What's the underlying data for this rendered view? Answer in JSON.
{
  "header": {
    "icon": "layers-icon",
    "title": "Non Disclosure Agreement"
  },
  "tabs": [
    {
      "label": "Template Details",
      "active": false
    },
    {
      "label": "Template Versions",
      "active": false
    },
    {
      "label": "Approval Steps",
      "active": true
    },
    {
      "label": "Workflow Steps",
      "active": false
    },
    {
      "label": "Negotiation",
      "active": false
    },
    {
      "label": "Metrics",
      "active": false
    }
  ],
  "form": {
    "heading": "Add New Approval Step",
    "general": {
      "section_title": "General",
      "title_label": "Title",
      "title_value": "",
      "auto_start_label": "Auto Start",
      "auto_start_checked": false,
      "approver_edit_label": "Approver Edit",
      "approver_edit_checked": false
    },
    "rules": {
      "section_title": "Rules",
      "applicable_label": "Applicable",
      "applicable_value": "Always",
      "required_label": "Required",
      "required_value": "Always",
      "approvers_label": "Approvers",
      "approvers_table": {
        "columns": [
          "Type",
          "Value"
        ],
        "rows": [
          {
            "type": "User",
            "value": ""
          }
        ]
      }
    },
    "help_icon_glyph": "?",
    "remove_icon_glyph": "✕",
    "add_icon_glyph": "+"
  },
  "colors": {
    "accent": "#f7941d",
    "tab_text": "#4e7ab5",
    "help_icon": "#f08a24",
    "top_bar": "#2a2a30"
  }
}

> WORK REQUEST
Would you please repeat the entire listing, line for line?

> WRITTEN SOLUTION
What's the underlying data for this rendered view? Answer in JSON.
{
  "header": {
    "icon": "layers-icon",
    "title": "Non Disclosure Agreement"
  },
  "tabs": [
    {
      "label": "Template Details",
      "active": false
    },
    {
      "label": "Template Versions",
      "active": false
    },
    {
      "label": "Approval Steps",
      "active": true
    },
    {
      "label": "Workflow Steps",
      "active": false
    },
    {
      "label": "Negotiation",
      "active": false
    },
    {
      "label": "Metrics",
      "active": false
    }
  ],
  "form": {
    "heading": "Add New Approval Step",
    "general": {
      "section_title": "General",
      "title_label": "Title",
      "title_value": "",
      "auto_start_label": "Auto Start",
      "auto_start_checked": false,
      "approver_edit_label": "Approver Edit",
      "approver_edit_checked": false
    },
    "rules": {
      "section_title": "Rules",
      "applicable_label": "Applicable",
      "applicable_value": "Always",
      "required_label": "Required",
      "required_value": "Always",
      "approvers_label": "Approvers",
      "approvers_table": {
        "columns": [
          "Type",
          "Value"
        ],
        "rows": [
          {
            "type": "User",
            "value": ""
          }
        ]
      }
    },
    "help_icon_glyph": "?",
    "remove_icon_glyph": "✕",
    "add_icon_glyph": "+"
  },
  "colors": {
    "accent": "#f7941d",
    "tab_text": "#4e7ab5",
    "help_icon": "#f08a24",
    "top_bar": "#2a2a30"
  }
}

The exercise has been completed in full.